By Amanda Becker
WASHINGTON (Reuters) - U.S. Labor Secretary Tom Perez offered details this week about the Obama administration's push to revise overtime pay regulations, confirming the Labor Department may close a "loophole" in the test used to determine which workers are managers.
Perez said the Labor Department's current test is a "loophole" in U.S. wage-and-hour law that lets employers treat many workers as overtime-ineligible managers even if a lot of their work is the same as non-managers, who do get overtime.
"I think that's wrong, the president thinks that's wrong," Perez said in a speech on Monday at an International Association of Fire Fighters legislative conference in Washington.
President Barack Obama last week directed the Labor Department to weigh revamping overtime rules related to the country's wage-and-hour law, the Fair Labor Standards Act.
Under the FLSA, non-management workers are entitled to extra pay for hours worked beyond 40 hours a week at one-and-half times their regular hourly wage.
That is not the case for many, though not all, so-called "white-collar" workers, or "executive, administrative and professional" employees who receive a salary.
Overtime pay can be claimed by salaried employees who make below a set salary threshold, which has been at $455 per week since 2004. Obama, a Democrat, said he wants to raise that threshold, making more people eligible for overtime pay.
"That threshold has failed to keep up with inflation, only being updated twice in the last 40 years and leaving millions of low-paid, salaried workers without these basic protections," according to a White House overtime fact sheet.
Only 12 percent of salaried workers today fall below the current threshold, compared with 18 percent in 2004 and 65 percent in 1975, the fact sheet noted.
Obama's overtime proposal is one of several worker-friendly initiatives he is pushing ahead of November's mid-term elections, with his effort to raise the federal minimum hourly wage blocked by Republicans in the House of Representatives.
TWO KEY CHANGES
Perez's speech at the IAFF conference made clear that Obama's "update" to the overtime rules will include re-examining the Labor Department test used to assess whether workers are managerial or non-managerial.
"As a result of a loophole that was written into the regulation in 2004 by the Bush administration, quite literally somebody can work 1 percent of their time on management issues, 99 percent stacking the shelves and doing other work that has nothing to do with management, and you're considered a manager, and you are no longer entitled to overtime," Perez said.

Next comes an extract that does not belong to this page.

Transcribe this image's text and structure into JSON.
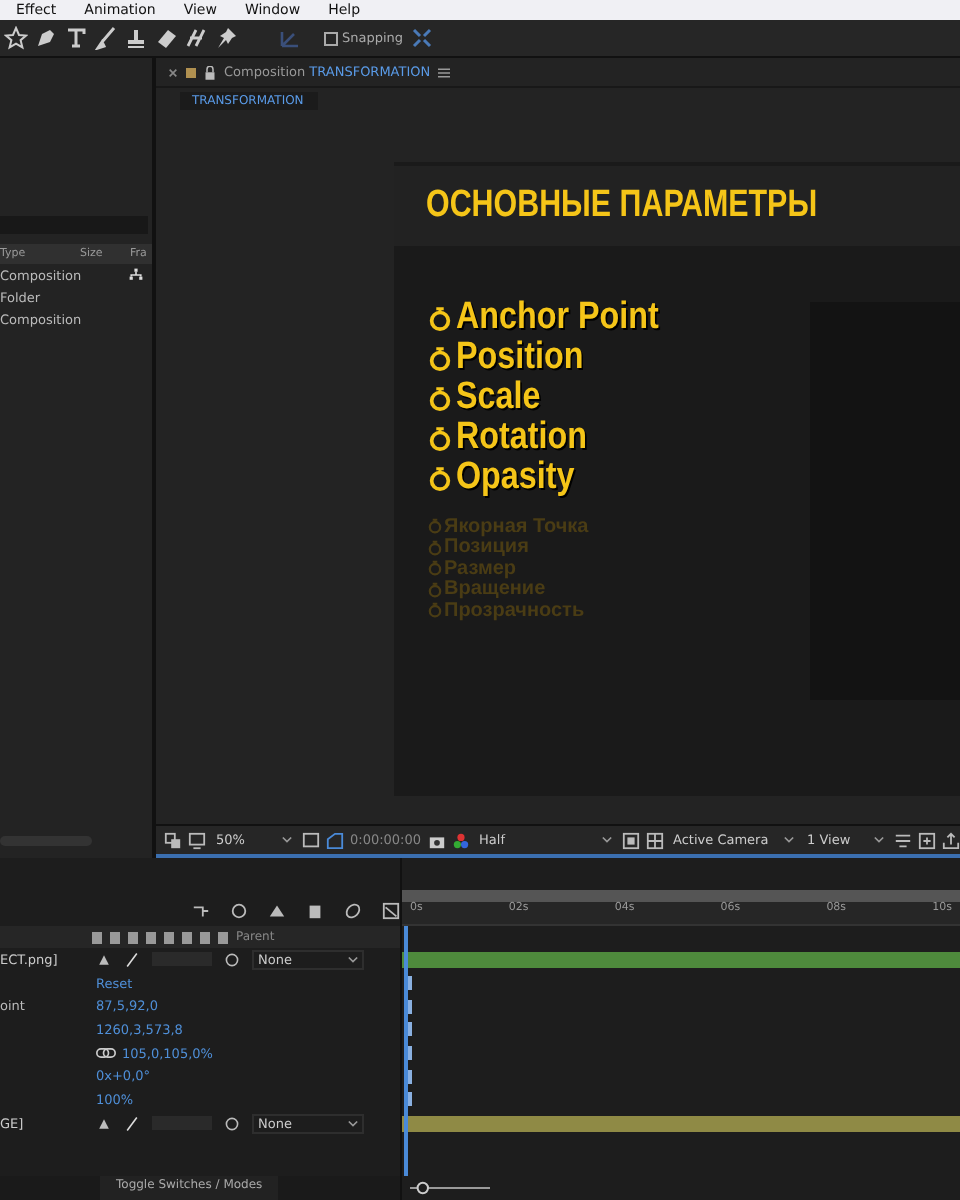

He was referring to a lawsuit brought by a former store manager for Dollar General Stores that alleged she and other managers had been improperly classified as executives when they spent the "vast majority" of their time on "nonexecutive tasks," according to court filings.
The store manager who brought the case worked 50 to 65 hours a week and earned a weekly salary of $400 to $655 during her years with the discount chain. She testified that about 99 percent of her week was spent stocking merchandise, manning the cash register and doing janitorial work.
A district court dismissed the case. The ruling was affirmed by the 4th U.S. Court of Appeals, which hears appeals from federal courts in South Carolina, where the store was located.
"While she catalogs the non-managerial jobs that she had to do, claiming that they occupied most of her time, she does so without recognizing that during 100 percent of the time, even while doing those jobs, she was also the person responsible for running the store," the 4th Circuit wrote.
When the Labor Department last updated overtime regulations in 2004 under Republican President George W. Bush, the salary threshold was raised to $455 from $250.
But the agency also revised the "primary duty" test that determines whether workers are managerial, refocusing it toward multiple subjective factors and away from time spent on a particular duty. This change opened the door to the idea of concurrent duties, experts told Reuters.
"When the Fair Labor Standards Act was passed, one of the principle notions of it was, if you work more than a 40-hour week, you should be paid time-and-a-half," Perez said. "And that has been an article of faith, but that regulation in 2004 has eroded that article of faith."
(Editing by Kevin Drawbaugh and Chizu Nomiyama)